My name is Richard Nickerson. I was born in Langley, lived most of my time on the West Coast. I’ve been working for McKeil coming up 5 years. I am a chief engineer with McKeil.
I have lots of watermarks, more like a bladder than a watermark. My first memory of actually being strongly connected to the water was when I was 10 years old. My father was in the armed forces, we’d been living in Germany for 5 years. We came back across to Canada on the Ivernia, a liner. That’s how they moved their personnel in those days.
I remember being on the middle of the Atlantic and all hell was breaking loose and everyone was flat on their backs not doing anything and just riding with it. I being a 10 year old kid was up and around, had the run of the ship, was all over the ship and everything. I remember going down to the stern and the weather didn’t affect me – it was great, I loved it. I was going down to the stern and I climbed in a coil of rope, the mooring lines in the back and I just hid in there for a while. Some sailors came down and were talking about this and that saying wow, this is good. And that was my first connection to the water and knew that that’s where I wanted to go, to be connected that way, and that’s proven all throughout my life.

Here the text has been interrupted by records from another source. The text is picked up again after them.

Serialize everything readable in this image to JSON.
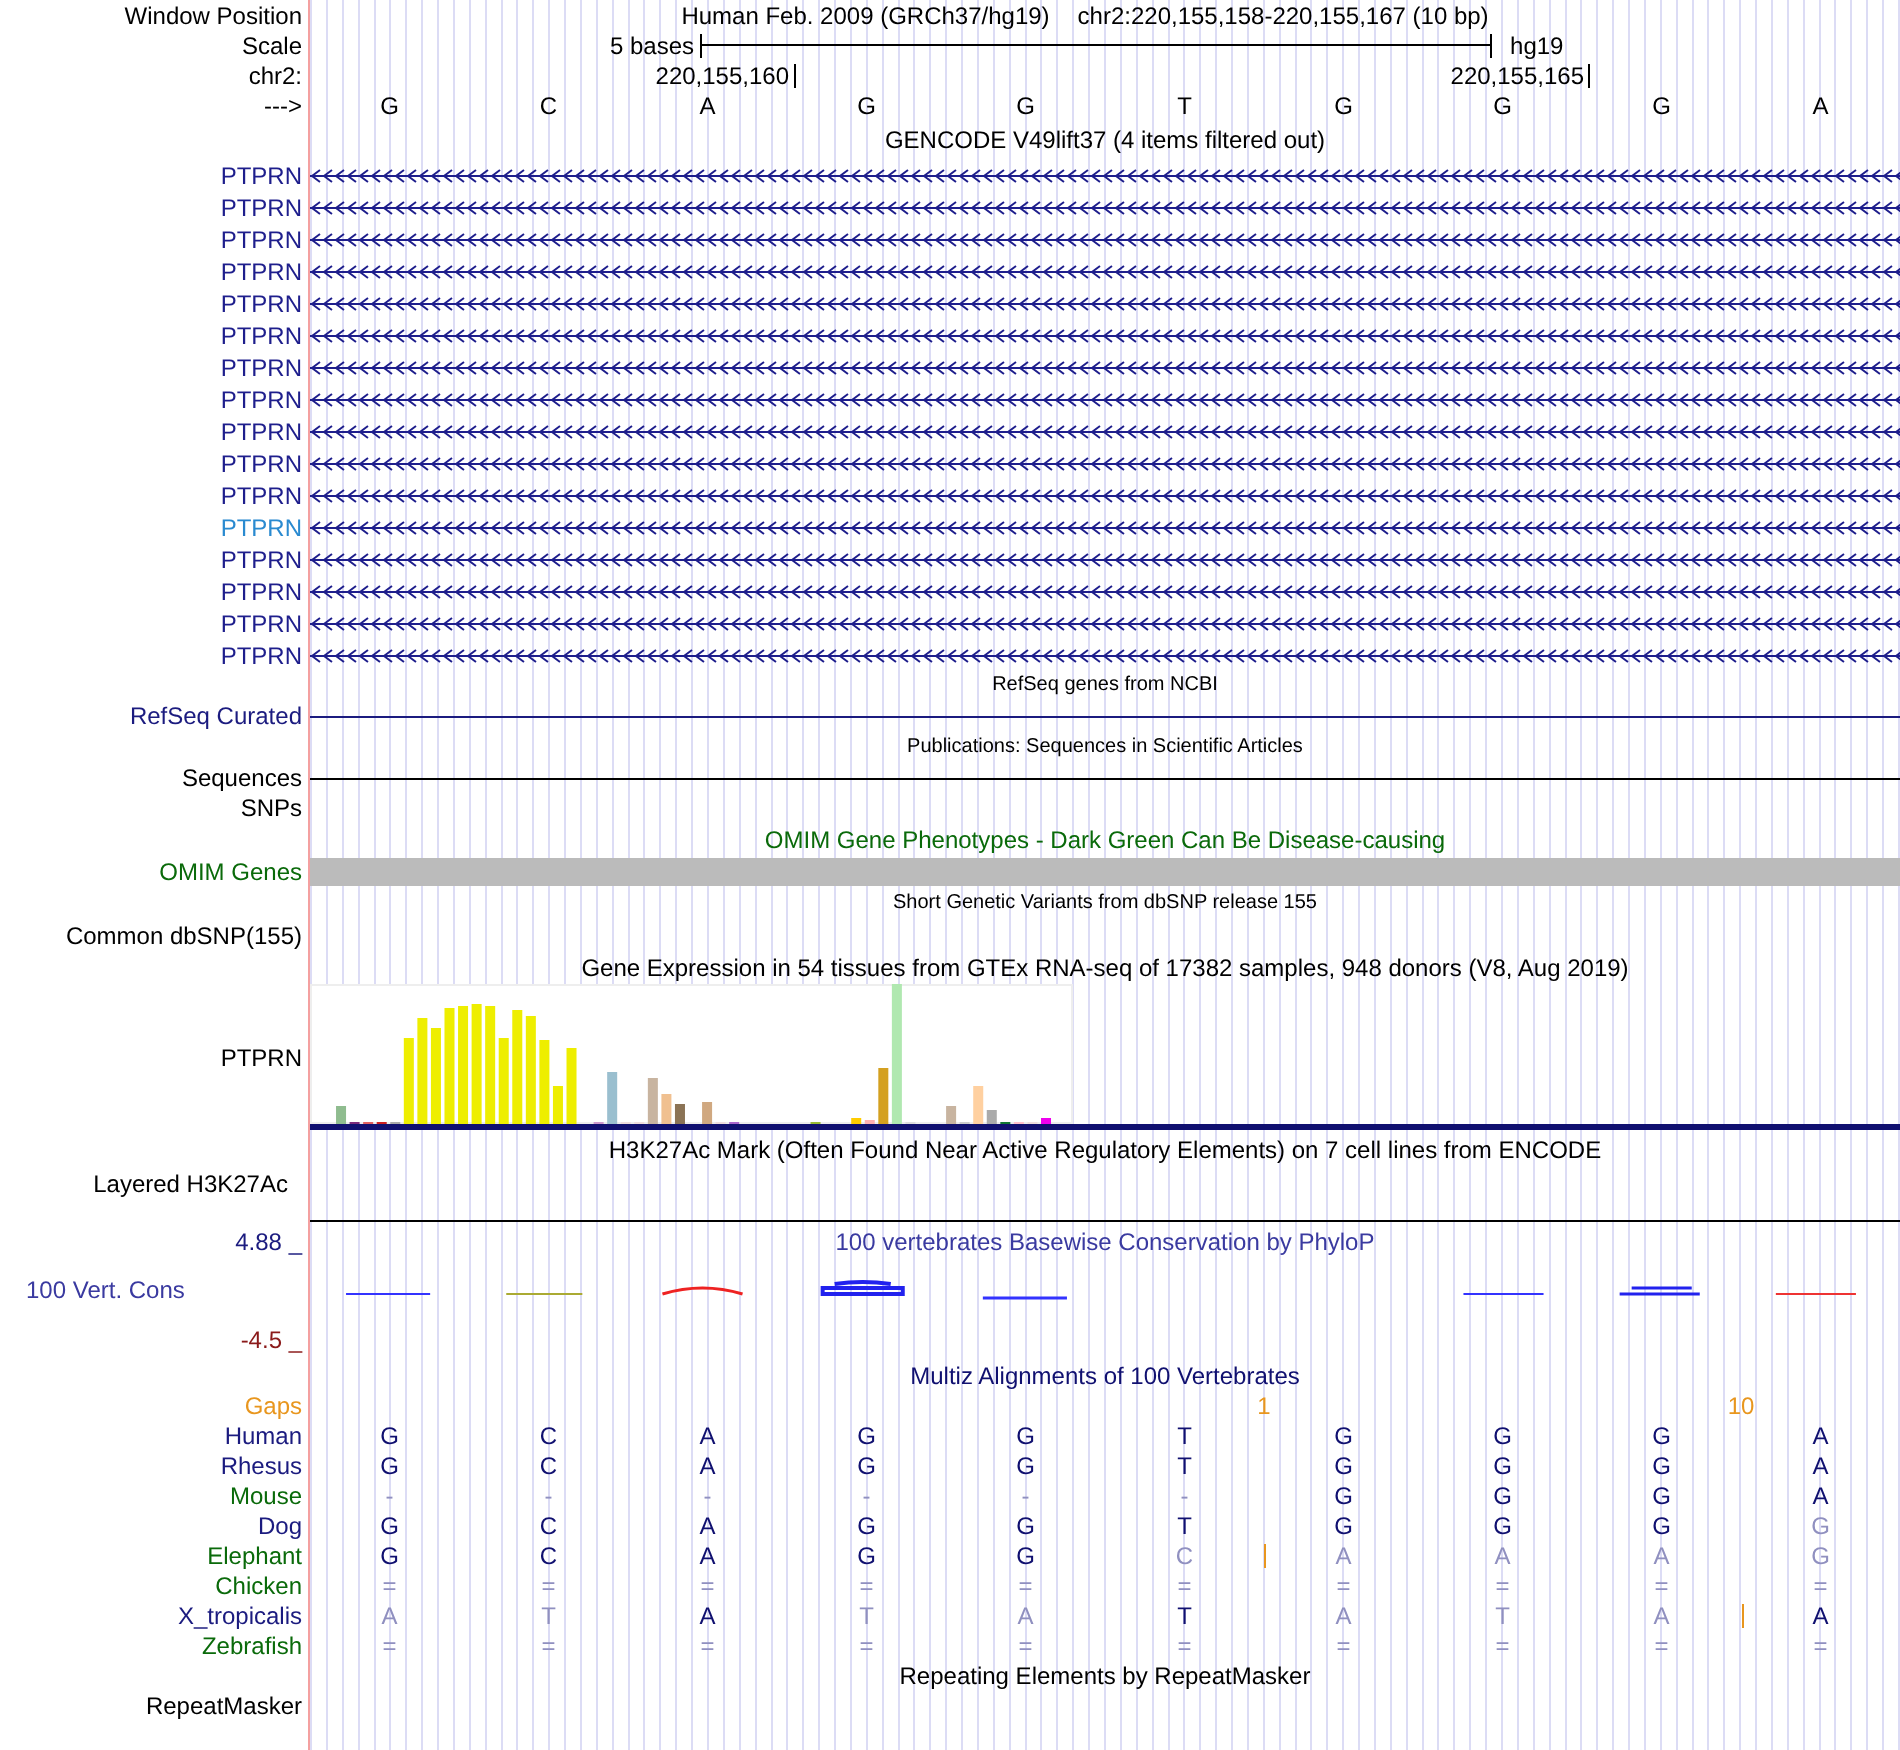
{
  "header": {
    "window_position_label": "Window Position",
    "assembly": "Human Feb. 2009 (GRCh37/hg19)",
    "position": "chr2:220,155,158-220,155,167 (10 bp)",
    "scale_label": "Scale",
    "scale_text": "5 bases",
    "scale_db": "hg19",
    "chrom_label": "chr2:",
    "ticks": [
      "220,155,160",
      "220,155,165"
    ],
    "strand_label": "--->",
    "bases": [
      "G",
      "C",
      "A",
      "G",
      "G",
      "T",
      "G",
      "G",
      "G",
      "A"
    ]
  },
  "gencode": {
    "title": "GENCODE V49lift37 (4 items filtered out)",
    "genes": [
      {
        "label": "PTPRN",
        "color": "#1e1e8c"
      },
      {
        "label": "PTPRN",
        "color": "#1e1e8c"
      },
      {
        "label": "PTPRN",
        "color": "#1e1e8c"
      },
      {
        "label": "PTPRN",
        "color": "#1e1e8c"
      },
      {
        "label": "PTPRN",
        "color": "#1e1e8c"
      },
      {
        "label": "PTPRN",
        "color": "#1e1e8c"
      },
      {
        "label": "PTPRN",
        "color": "#1e1e8c"
      },
      {
        "label": "PTPRN",
        "color": "#1e1e8c"
      },
      {
        "label": "PTPRN",
        "color": "#1e1e8c"
      },
      {
        "label": "PTPRN",
        "color": "#1e1e8c"
      },
      {
        "label": "PTPRN",
        "color": "#1e1e8c"
      },
      {
        "label": "PTPRN",
        "color": "#2a8ad0"
      },
      {
        "label": "PTPRN",
        "color": "#1e1e8c"
      },
      {
        "label": "PTPRN",
        "color": "#1e1e8c"
      },
      {
        "label": "PTPRN",
        "color": "#1e1e8c"
      },
      {
        "label": "PTPRN",
        "color": "#1e1e8c"
      }
    ]
  },
  "refseq": {
    "title": "RefSeq genes from NCBI",
    "label": "RefSeq Curated"
  },
  "publications": {
    "title": "Publications: Sequences in Scientific Articles",
    "label": "Sequences"
  },
  "snps": {
    "label": "SNPs"
  },
  "omim": {
    "title": "OMIM Gene Phenotypes - Dark Green Can Be Disease-causing",
    "label": "OMIM Genes"
  },
  "dbsnp": {
    "title": "Short Genetic Variants from dbSNP release 155",
    "label": "Common dbSNP(155)"
  },
  "gtex": {
    "title": "Gene Expression in 54 tissues from GTEx RNA-seq of 17382 samples, 948 donors (V8, Aug 2019)",
    "label": "PTPRN"
  },
  "h3k27ac": {
    "title": "H3K27Ac Mark (Often Found Near Active Regulatory Elements) on 7 cell lines from ENCODE",
    "label": "Layered H3K27Ac"
  },
  "phylop": {
    "title": "100 vertebrates Basewise Conservation by PhyloP",
    "label": "100 Vert. Cons",
    "ymax": "4.88 _",
    "ymin": "-4.5 _"
  },
  "multiz": {
    "title": "Multiz Alignments of 100 Vertebrates",
    "gaps_label": "Gaps",
    "gap_numbers": [
      "1",
      "10"
    ],
    "species": [
      {
        "name": "Human",
        "color": "#1b1b7f",
        "bases": [
          {
            "kind": "base",
            "base": "G",
            "faint": false
          },
          {
            "kind": "base",
            "base": "C",
            "faint": false
          },
          {
            "kind": "base",
            "base": "A",
            "faint": false
          },
          {
            "kind": "base",
            "base": "G",
            "faint": false
          },
          {
            "kind": "base",
            "base": "G",
            "faint": false
          },
          {
            "kind": "base",
            "base": "T",
            "faint": false
          },
          {
            "kind": "base",
            "base": "G",
            "faint": false
          },
          {
            "kind": "base",
            "base": "G",
            "faint": false
          },
          {
            "kind": "base",
            "base": "G",
            "faint": false
          },
          {
            "kind": "base",
            "base": "A",
            "faint": false
          }
        ]
      },
      {
        "name": "Rhesus",
        "color": "#1b1b7f",
        "bases": [
          {
            "kind": "base",
            "base": "G",
            "faint": false
          },
          {
            "kind": "base",
            "base": "C",
            "faint": false
          },
          {
            "kind": "base",
            "base": "A",
            "faint": false
          },
          {
            "kind": "base",
            "base": "G",
            "faint": false
          },
          {
            "kind": "base",
            "base": "G",
            "faint": false
          },
          {
            "kind": "base",
            "base": "T",
            "faint": false
          },
          {
            "kind": "base",
            "base": "G",
            "faint": false
          },
          {
            "kind": "base",
            "base": "G",
            "faint": false
          },
          {
            "kind": "base",
            "base": "G",
            "faint": false
          },
          {
            "kind": "base",
            "base": "A",
            "faint": false
          }
        ]
      },
      {
        "name": "Mouse",
        "color": "#0a6a0a",
        "bases": [
          {
            "kind": "base",
            "base": "-",
            "faint": true
          },
          {
            "kind": "base",
            "base": "-",
            "faint": true
          },
          {
            "kind": "base",
            "base": "-",
            "faint": true
          },
          {
            "kind": "base",
            "base": "-",
            "faint": true
          },
          {
            "kind": "base",
            "base": "-",
            "faint": true
          },
          {
            "kind": "base",
            "base": "-",
            "faint": true
          },
          {
            "kind": "base",
            "base": "G",
            "faint": false
          },
          {
            "kind": "base",
            "base": "G",
            "faint": false
          },
          {
            "kind": "base",
            "base": "G",
            "faint": false
          },
          {
            "kind": "base",
            "base": "A",
            "faint": false
          }
        ]
      },
      {
        "name": "Dog",
        "color": "#1b1b7f",
        "bases": [
          {
            "kind": "base",
            "base": "G",
            "faint": false
          },
          {
            "kind": "base",
            "base": "C",
            "faint": false
          },
          {
            "kind": "base",
            "base": "A",
            "faint": false
          },
          {
            "kind": "base",
            "base": "G",
            "faint": false
          },
          {
            "kind": "base",
            "base": "G",
            "faint": false
          },
          {
            "kind": "base",
            "base": "T",
            "faint": false
          },
          {
            "kind": "base",
            "base": "G",
            "faint": false
          },
          {
            "kind": "base",
            "base": "G",
            "faint": false
          },
          {
            "kind": "base",
            "base": "G",
            "faint": false
          },
          {
            "kind": "base",
            "base": "G",
            "faint": true
          }
        ]
      },
      {
        "name": "Elephant",
        "color": "#0a6a0a",
        "bases": [
          {
            "kind": "base",
            "base": "G",
            "faint": false
          },
          {
            "kind": "base",
            "base": "C",
            "faint": false
          },
          {
            "kind": "base",
            "base": "A",
            "faint": false
          },
          {
            "kind": "base",
            "base": "G",
            "faint": false
          },
          {
            "kind": "base",
            "base": "G",
            "faint": false
          },
          {
            "kind": "base",
            "base": "C",
            "faint": true
          },
          {
            "kind": "insert"
          },
          {
            "kind": "base",
            "base": "A",
            "faint": true
          },
          {
            "kind": "base",
            "base": "A",
            "faint": true
          },
          {
            "kind": "base",
            "base": "A",
            "faint": true
          },
          {
            "kind": "base",
            "base": "G",
            "faint": true
          }
        ]
      },
      {
        "name": "Chicken",
        "color": "#0a6a0a",
        "bases": [
          {
            "kind": "base",
            "base": "=",
            "faint": true
          },
          {
            "kind": "base",
            "base": "=",
            "faint": true
          },
          {
            "kind": "base",
            "base": "=",
            "faint": true
          },
          {
            "kind": "base",
            "base": "=",
            "faint": true
          },
          {
            "kind": "base",
            "base": "=",
            "faint": true
          },
          {
            "kind": "base",
            "base": "=",
            "faint": true
          },
          {
            "kind": "base",
            "base": "=",
            "faint": true
          },
          {
            "kind": "base",
            "base": "=",
            "faint": true
          },
          {
            "kind": "base",
            "base": "=",
            "faint": true
          },
          {
            "kind": "base",
            "base": "=",
            "faint": true
          }
        ]
      },
      {
        "name": "X_tropicalis",
        "color": "#1b1b7f",
        "bases": [
          {
            "kind": "base",
            "base": "A",
            "faint": true
          },
          {
            "kind": "base",
            "base": "T",
            "faint": true
          },
          {
            "kind": "base",
            "base": "A",
            "faint": false
          },
          {
            "kind": "base",
            "base": "T",
            "faint": true
          },
          {
            "kind": "base",
            "base": "A",
            "faint": true
          },
          {
            "kind": "base",
            "base": "T",
            "faint": false
          },
          {
            "kind": "base",
            "base": "A",
            "faint": true
          },
          {
            "kind": "base",
            "base": "T",
            "faint": true
          },
          {
            "kind": "base",
            "base": "A",
            "faint": true
          },
          {
            "kind": "insert"
          },
          {
            "kind": "base",
            "base": "A",
            "faint": false
          }
        ]
      },
      {
        "name": "Zebrafish",
        "color": "#0a6a0a",
        "bases": [
          {
            "kind": "base",
            "base": "=",
            "faint": true
          },
          {
            "kind": "base",
            "base": "=",
            "faint": true
          },
          {
            "kind": "base",
            "base": "=",
            "faint": true
          },
          {
            "kind": "base",
            "base": "=",
            "faint": true
          },
          {
            "kind": "base",
            "base": "=",
            "faint": true
          },
          {
            "kind": "base",
            "base": "=",
            "faint": true
          },
          {
            "kind": "base",
            "base": "=",
            "faint": true
          },
          {
            "kind": "base",
            "base": "=",
            "faint": true
          },
          {
            "kind": "base",
            "base": "=",
            "faint": true
          },
          {
            "kind": "base",
            "base": "=",
            "faint": true
          }
        ]
      }
    ]
  },
  "repeatmasker": {
    "title": "Repeating Elements by RepeatMasker",
    "label": "RepeatMasker"
  }
}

I’ve been on the water since ‘72. I live on the water. Water is important because it gives me life, it keeps me alive and keeps me living in the moment because it is always variable, it is always changing and it’s important to life. When I found my way back to water, it’s been a part of life through it all…. Raising a family, having them all. I did charter work for years and I was able to take my family with me which was really great. I had a friend who was a mountain man at one point, he’d come to the water and say it’s great because you can take your whole family and go to places and explore and see things that you would otherwise require a lot of energy for, you would have to pack a lot of things. But on the water you can do a lot and go to a lot of places. I remember a moment, like I said, I took my family with me for a number of years.

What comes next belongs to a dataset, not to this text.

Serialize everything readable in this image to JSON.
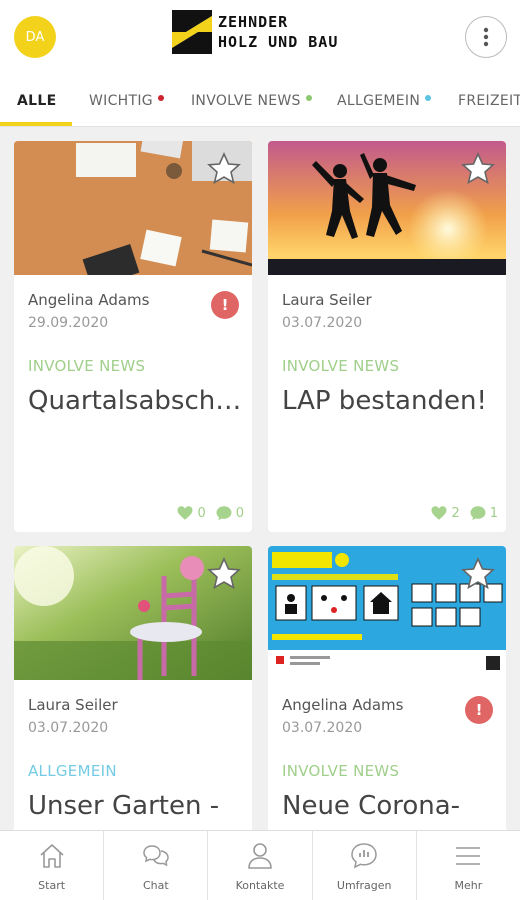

I did research work for fisheries for 14 years and my family would come with me. There was a moment where I was sitting in an inlet on the Queen Charlottes, Haida Gwaii. I’m with my oldest boy, boxing the compass with him sitting down on the deck of a boat and boxing a compass. My youngest son who was 4 at the time (just about to start playschool), I could tell he was listening to what we were doing. Finally, he said, “Dad, I know which way playschool is”. We were about 60 miles away in an inlet surrounded by mountains. I said “oh you do, do you, which way is it”. He pointed and said “that way”, and he was dead right, he knew which exact direction to go. From that I realized both those boys had spent a lot of time on the water.
My oldest boy now has his own business, he runs his own boats, his own charter. I could see the connection, I could see what I enjoyed having been passed on to them. What I know of the family history is that they came up during the American Revolution time from the Massachusetts area and went to Nova Scotia. They had a fishing schooner and sailed that up and settled in a place called New Harbour and ran their schooners out of there. There are quite a few Nickersons in Nova Scotia with a fishing history with everyone connected to the water. My grandfather, the youngest of 13 boys, moved West after the first world war and came back after the first world war. My father was born in Alberta and it took me a while to find my own way back to the water. But I recognized it once I got on to the water, I knew it was definitely what I wanted to do with my time.